## [WORK INSTRUCTION]
Copy the entries below verbatim, omitting any pictures they contain.

## [PROVIDED ENTRIES]
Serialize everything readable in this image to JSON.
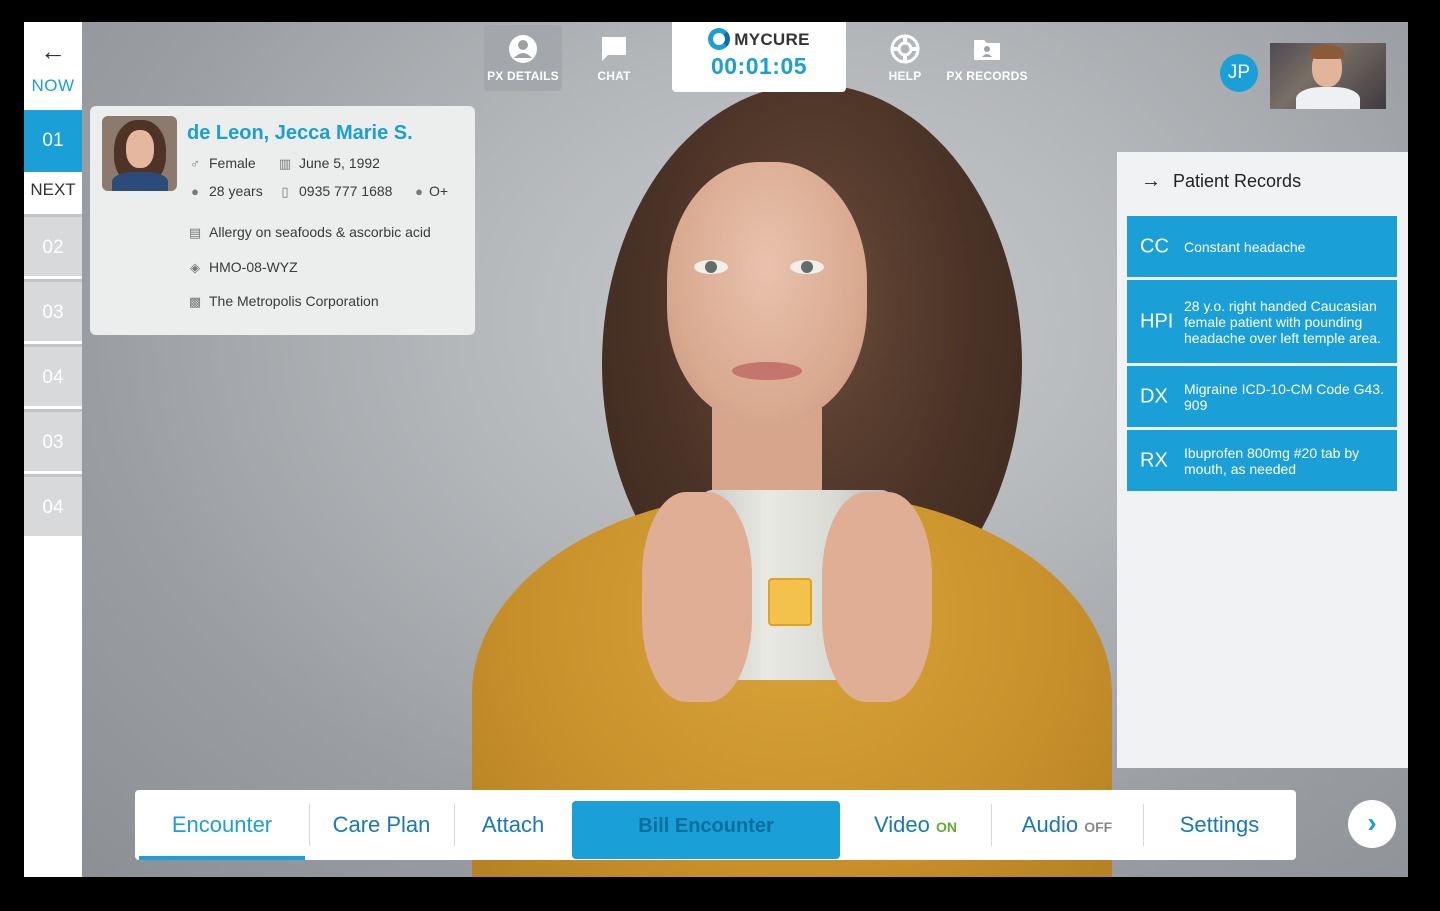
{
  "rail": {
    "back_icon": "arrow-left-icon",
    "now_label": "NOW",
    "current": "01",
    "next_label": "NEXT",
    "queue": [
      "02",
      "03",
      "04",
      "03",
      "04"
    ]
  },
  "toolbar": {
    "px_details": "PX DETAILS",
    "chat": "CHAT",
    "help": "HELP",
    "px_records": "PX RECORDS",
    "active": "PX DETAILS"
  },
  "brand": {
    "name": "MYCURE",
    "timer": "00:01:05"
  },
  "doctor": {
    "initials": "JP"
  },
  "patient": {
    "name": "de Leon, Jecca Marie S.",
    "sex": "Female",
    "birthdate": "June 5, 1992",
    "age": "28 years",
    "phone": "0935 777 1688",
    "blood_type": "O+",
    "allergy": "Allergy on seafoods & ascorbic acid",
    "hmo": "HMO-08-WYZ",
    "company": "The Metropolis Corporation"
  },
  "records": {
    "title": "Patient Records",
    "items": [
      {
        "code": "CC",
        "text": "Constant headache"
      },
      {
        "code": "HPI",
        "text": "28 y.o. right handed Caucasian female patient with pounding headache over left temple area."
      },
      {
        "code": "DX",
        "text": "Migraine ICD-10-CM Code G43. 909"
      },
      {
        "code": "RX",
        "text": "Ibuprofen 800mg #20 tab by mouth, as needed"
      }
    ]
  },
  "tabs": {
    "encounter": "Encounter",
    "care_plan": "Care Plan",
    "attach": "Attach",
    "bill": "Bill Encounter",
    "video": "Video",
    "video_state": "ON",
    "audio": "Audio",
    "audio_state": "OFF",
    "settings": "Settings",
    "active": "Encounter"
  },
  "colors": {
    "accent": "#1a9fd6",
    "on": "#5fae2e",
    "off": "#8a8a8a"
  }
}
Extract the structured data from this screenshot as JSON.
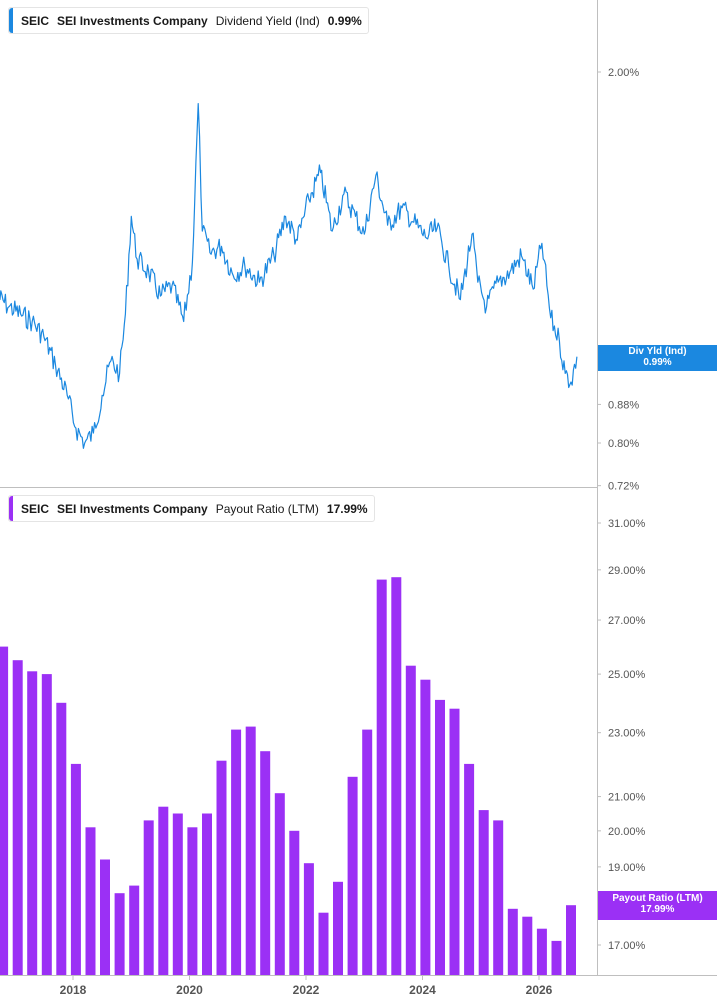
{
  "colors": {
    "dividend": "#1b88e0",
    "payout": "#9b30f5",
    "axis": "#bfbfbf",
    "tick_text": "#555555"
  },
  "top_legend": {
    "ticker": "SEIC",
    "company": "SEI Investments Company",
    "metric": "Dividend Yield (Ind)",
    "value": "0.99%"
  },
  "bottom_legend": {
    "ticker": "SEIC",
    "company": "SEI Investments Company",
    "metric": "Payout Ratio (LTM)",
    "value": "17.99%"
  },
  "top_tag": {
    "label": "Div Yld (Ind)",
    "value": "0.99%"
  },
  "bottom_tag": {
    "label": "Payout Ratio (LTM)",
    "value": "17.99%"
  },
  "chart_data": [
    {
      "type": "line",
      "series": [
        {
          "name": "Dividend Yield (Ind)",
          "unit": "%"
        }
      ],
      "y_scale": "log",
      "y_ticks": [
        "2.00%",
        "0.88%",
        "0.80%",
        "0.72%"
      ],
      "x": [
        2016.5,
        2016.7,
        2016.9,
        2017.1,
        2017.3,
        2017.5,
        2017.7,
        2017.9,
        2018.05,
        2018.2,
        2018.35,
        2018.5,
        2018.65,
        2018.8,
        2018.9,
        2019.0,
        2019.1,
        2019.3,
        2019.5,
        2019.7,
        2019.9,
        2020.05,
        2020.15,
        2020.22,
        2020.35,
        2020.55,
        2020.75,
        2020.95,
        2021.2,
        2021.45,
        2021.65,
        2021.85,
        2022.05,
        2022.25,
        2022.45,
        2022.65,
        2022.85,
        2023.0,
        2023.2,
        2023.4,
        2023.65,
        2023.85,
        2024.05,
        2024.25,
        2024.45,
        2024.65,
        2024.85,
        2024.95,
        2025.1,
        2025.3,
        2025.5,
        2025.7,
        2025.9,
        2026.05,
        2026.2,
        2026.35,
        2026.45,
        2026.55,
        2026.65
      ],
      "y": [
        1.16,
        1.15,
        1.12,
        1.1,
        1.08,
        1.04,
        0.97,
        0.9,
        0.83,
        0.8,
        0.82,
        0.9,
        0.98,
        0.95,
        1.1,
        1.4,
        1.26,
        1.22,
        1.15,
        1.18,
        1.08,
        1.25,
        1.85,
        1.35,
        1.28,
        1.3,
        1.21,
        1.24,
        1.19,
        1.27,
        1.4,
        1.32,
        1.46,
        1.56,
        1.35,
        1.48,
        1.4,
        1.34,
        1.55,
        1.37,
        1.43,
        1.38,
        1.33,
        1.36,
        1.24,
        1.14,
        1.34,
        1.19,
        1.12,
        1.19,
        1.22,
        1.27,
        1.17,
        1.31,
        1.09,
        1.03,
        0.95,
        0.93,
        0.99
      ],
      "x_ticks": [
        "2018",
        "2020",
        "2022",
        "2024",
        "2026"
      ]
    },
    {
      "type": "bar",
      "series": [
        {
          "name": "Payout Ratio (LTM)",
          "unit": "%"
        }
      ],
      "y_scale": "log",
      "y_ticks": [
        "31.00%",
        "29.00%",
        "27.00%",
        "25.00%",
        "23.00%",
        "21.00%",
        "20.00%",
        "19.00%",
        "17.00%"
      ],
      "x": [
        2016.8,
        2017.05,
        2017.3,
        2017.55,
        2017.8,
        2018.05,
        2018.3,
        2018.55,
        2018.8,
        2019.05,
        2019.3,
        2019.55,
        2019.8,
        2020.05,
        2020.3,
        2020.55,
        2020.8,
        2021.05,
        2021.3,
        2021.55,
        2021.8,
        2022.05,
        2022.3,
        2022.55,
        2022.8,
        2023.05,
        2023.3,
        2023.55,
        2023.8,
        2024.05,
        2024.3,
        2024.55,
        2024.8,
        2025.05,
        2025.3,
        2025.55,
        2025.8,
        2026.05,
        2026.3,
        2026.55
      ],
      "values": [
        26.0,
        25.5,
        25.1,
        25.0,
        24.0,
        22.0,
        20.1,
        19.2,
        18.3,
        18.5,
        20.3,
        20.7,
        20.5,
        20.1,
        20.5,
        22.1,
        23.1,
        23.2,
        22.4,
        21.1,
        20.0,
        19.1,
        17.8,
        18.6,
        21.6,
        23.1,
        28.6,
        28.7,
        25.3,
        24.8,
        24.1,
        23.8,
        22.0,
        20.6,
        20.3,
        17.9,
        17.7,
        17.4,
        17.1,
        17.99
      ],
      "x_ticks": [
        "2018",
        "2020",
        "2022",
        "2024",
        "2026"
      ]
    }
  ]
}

## [SOLUTION FOR THIS TASK]
Serialize everything readable in this image to JSON.
{
  "rail": {
    "back_icon": "arrow-left-icon",
    "now_label": "NOW",
    "current": "01",
    "next_label": "NEXT",
    "queue": [
      "02",
      "03",
      "04",
      "03",
      "04"
    ]
  },
  "toolbar": {
    "px_details": "PX DETAILS",
    "chat": "CHAT",
    "help": "HELP",
    "px_records": "PX RECORDS",
    "active": "PX DETAILS"
  },
  "brand": {
    "name": "MYCURE",
    "timer": "00:01:05"
  },
  "doctor": {
    "initials": "JP"
  },
  "patient": {
    "name": "de Leon, Jecca Marie S.",
    "sex": "Female",
    "birthdate": "June 5, 1992",
    "age": "28 years",
    "phone": "0935 777 1688",
    "blood_type": "O+",
    "allergy": "Allergy on seafoods & ascorbic acid",
    "hmo": "HMO-08-WYZ",
    "company": "The Metropolis Corporation"
  },
  "records": {
    "title": "Patient Records",
    "items": [
      {
        "code": "CC",
        "text": "Constant headache"
      },
      {
        "code": "HPI",
        "text": "28 y.o. right handed Caucasian female patient with pounding headache over left temple area."
      },
      {
        "code": "DX",
        "text": "Migraine ICD-10-CM Code G43. 909"
      },
      {
        "code": "RX",
        "text": "Ibuprofen 800mg #20 tab by mouth, as needed"
      }
    ]
  },
  "tabs": {
    "encounter": "Encounter",
    "care_plan": "Care Plan",
    "attach": "Attach",
    "bill": "Bill Encounter",
    "video": "Video",
    "video_state": "ON",
    "audio": "Audio",
    "audio_state": "OFF",
    "settings": "Settings",
    "active": "Encounter"
  },
  "colors": {
    "accent": "#1a9fd6",
    "on": "#5fae2e",
    "off": "#8a8a8a"
  }
}
Extract the structured data from this screenshot as JSON.
{
  "colors": {
    "dividend": "#1b88e0",
    "payout": "#9b30f5",
    "axis": "#bfbfbf",
    "tick_text": "#555555"
  },
  "top_legend": {
    "ticker": "SEIC",
    "company": "SEI Investments Company",
    "metric": "Dividend Yield (Ind)",
    "value": "0.99%"
  },
  "bottom_legend": {
    "ticker": "SEIC",
    "company": "SEI Investments Company",
    "metric": "Payout Ratio (LTM)",
    "value": "17.99%"
  },
  "top_tag": {
    "label": "Div Yld (Ind)",
    "value": "0.99%"
  },
  "bottom_tag": {
    "label": "Payout Ratio (LTM)",
    "value": "17.99%"
  },
  "chart_data": [
    {
      "type": "line",
      "series": [
        {
          "name": "Dividend Yield (Ind)",
          "unit": "%"
        }
      ],
      "y_scale": "log",
      "y_ticks": [
        "2.00%",
        "0.88%",
        "0.80%",
        "0.72%"
      ],
      "x": [
        2016.5,
        2016.7,
        2016.9,
        2017.1,
        2017.3,
        2017.5,
        2017.7,
        2017.9,
        2018.05,
        2018.2,
        2018.35,
        2018.5,
        2018.65,
        2018.8,
        2018.9,
        2019.0,
        2019.1,
        2019.3,
        2019.5,
        2019.7,
        2019.9,
        2020.05,
        2020.15,
        2020.22,
        2020.35,
        2020.55,
        2020.75,
        2020.95,
        2021.2,
        2021.45,
        2021.65,
        2021.85,
        2022.05,
        2022.25,
        2022.45,
        2022.65,
        2022.85,
        2023.0,
        2023.2,
        2023.4,
        2023.65,
        2023.85,
        2024.05,
        2024.25,
        2024.45,
        2024.65,
        2024.85,
        2024.95,
        2025.1,
        2025.3,
        2025.5,
        2025.7,
        2025.9,
        2026.05,
        2026.2,
        2026.35,
        2026.45,
        2026.55,
        2026.65
      ],
      "y": [
        1.16,
        1.15,
        1.12,
        1.1,
        1.08,
        1.04,
        0.97,
        0.9,
        0.83,
        0.8,
        0.82,
        0.9,
        0.98,
        0.95,
        1.1,
        1.4,
        1.26,
        1.22,
        1.15,
        1.18,
        1.08,
        1.25,
        1.85,
        1.35,
        1.28,
        1.3,
        1.21,
        1.24,
        1.19,
        1.27,
        1.4,
        1.32,
        1.46,
        1.56,
        1.35,
        1.48,
        1.4,
        1.34,
        1.55,
        1.37,
        1.43,
        1.38,
        1.33,
        1.36,
        1.24,
        1.14,
        1.34,
        1.19,
        1.12,
        1.19,
        1.22,
        1.27,
        1.17,
        1.31,
        1.09,
        1.03,
        0.95,
        0.93,
        0.99
      ],
      "x_ticks": [
        "2018",
        "2020",
        "2022",
        "2024",
        "2026"
      ]
    },
    {
      "type": "bar",
      "series": [
        {
          "name": "Payout Ratio (LTM)",
          "unit": "%"
        }
      ],
      "y_scale": "log",
      "y_ticks": [
        "31.00%",
        "29.00%",
        "27.00%",
        "25.00%",
        "23.00%",
        "21.00%",
        "20.00%",
        "19.00%",
        "17.00%"
      ],
      "x": [
        2016.8,
        2017.05,
        2017.3,
        2017.55,
        2017.8,
        2018.05,
        2018.3,
        2018.55,
        2018.8,
        2019.05,
        2019.3,
        2019.55,
        2019.8,
        2020.05,
        2020.3,
        2020.55,
        2020.8,
        2021.05,
        2021.3,
        2021.55,
        2021.8,
        2022.05,
        2022.3,
        2022.55,
        2022.8,
        2023.05,
        2023.3,
        2023.55,
        2023.8,
        2024.05,
        2024.3,
        2024.55,
        2024.8,
        2025.05,
        2025.3,
        2025.55,
        2025.8,
        2026.05,
        2026.3,
        2026.55
      ],
      "values": [
        26.0,
        25.5,
        25.1,
        25.0,
        24.0,
        22.0,
        20.1,
        19.2,
        18.3,
        18.5,
        20.3,
        20.7,
        20.5,
        20.1,
        20.5,
        22.1,
        23.1,
        23.2,
        22.4,
        21.1,
        20.0,
        19.1,
        17.8,
        18.6,
        21.6,
        23.1,
        28.6,
        28.7,
        25.3,
        24.8,
        24.1,
        23.8,
        22.0,
        20.6,
        20.3,
        17.9,
        17.7,
        17.4,
        17.1,
        17.99
      ],
      "x_ticks": [
        "2018",
        "2020",
        "2022",
        "2024",
        "2026"
      ]
    }
  ]
}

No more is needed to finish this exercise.